Manitoba Insect & Disease Update

Issue 2:  May 31, 2017

Insects: Insect pest concerns are currently low overall.
There have been some insecticide applications for cutworms on corn and soybeans in the Central Region, and on peas and lentils in the Northwest. Some species of cutworms, such as dingy cutworm, have started to turn to pupae in some field. Cutworm staging can be quite variable depending on the dominant species in a field, and the temperatures in the region.
There have also been some insecticide applications for flea beetles in canola, mainly in the Central and Northwest Regions.
 Flea Beetle Monitoring Tips
What feeding looks like:  Flea beetles will make pits in cotyledons, young leaves, and at times on the stems of canola seedlings.  Initially fresh pits may be green, but eventually turn a light brown, and holes may appear (Figure 1). It is the extent of this feeding that needs to be monitored.
Figure 1. Striped flea beetles (top2) and crucifer flea beetle (bottom).
Threshold: Some pitting is normal, even if the seed treatments are still at levels that kill flea beetles. The flea beetles need to consume a small amount of tissue to be killed. As a guideline, when about 25% of the surface area of the cotyledons and true leaves have been damaged, and flea beetles are present, an insecticide would likely be economical.
Consider the crop stage: Once the third and fourth true leaves are expanded, the canola will likely be able to compensate for any remaining flea beetle feeding.
Weather considerations: Flea beetles feed most actively on canola when the weather is sunny, warm, and dry. Cool damp weather reduces the intensity of feeding and aids plant growth.
Forms for Submitting Samples and Images
Samples or images of pathogens, weeds, insects, or crop damage sent to Manitoba Agriculture for identification need to be accompanied by the appropriate form.  Crop and location information can help with the diagnosis and provide data on where specific organism are occurring. 
There is a form for insect - weed identification, and a separate form for diseases and general diagnostics. These are fillable pdf forms. So they can be opened, filled out, saved, and either Emailed or sent with a sample or image. Please use these anytime a request for diagnostics, either picture or sample, is sent to Manitoba Agriculture. Diagnosis will not commence unless the completed form is attached.
Insect Monitoring Programs
Bertha Armyworm: A reminder for those setting up traps to monitor adults of bertha armyworm that traps should be set up the week of June 5 to 10.
Diamondback Moth: Diamondback moth monitoring with the pheromone baited traps has been underway since the beginning of May. Some moths have been caught in the traps, but levels so far have been low. Out of 84 traps, 41 had cumulative counts of 0 as of May 31. Table 1 below summarizes the highest cumulative counts in Manitoba.
Table 1. Highest cumulative trap counts for diamondback moth adults over the trapping period May 1 to May 20, 2017.
Location Count
Lockport 16
Ste. Elizabeth 15

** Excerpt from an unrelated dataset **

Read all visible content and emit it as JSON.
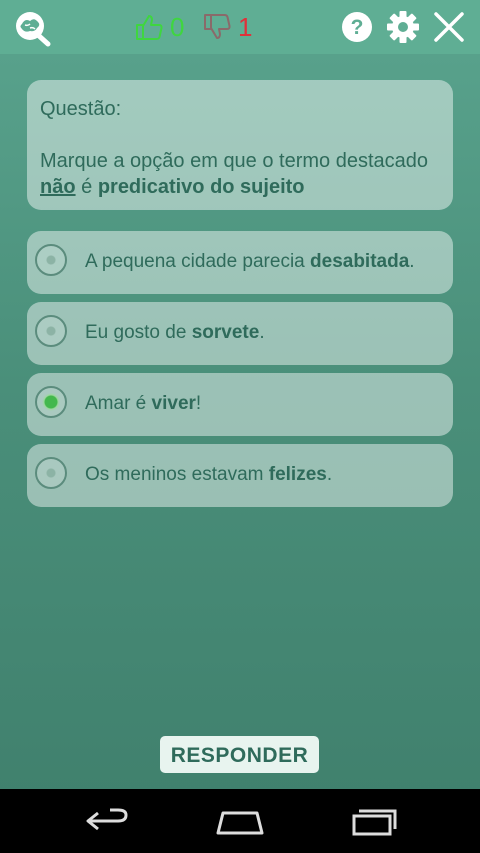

Ste. Agathe 11
Minitonas 8
Rosenort 7
St. Adolphe 6
A more detailed update of diamondback moth counts in Manitoba is available in the Manitoba Agriculture website at:
Compiled by: 
John Gavloski, Entomologist                   Holly Derksen, Field Crop Pathologist        
Manitoba Agriculture                               Manitoba Agriculture
Phone: (204) 750-0594                              Phone: (204) 750-4248      
To report observations on insects or plant pathogens that may be of interest or importance to farmers and agronomists in Manitoba, please send messages to the above contacts.
To be placed on an E-mail list so you will be notified immediately when new Manitoba Insect and Disease Updates are posted, please contact John Gavloski at the address or numbers listed above.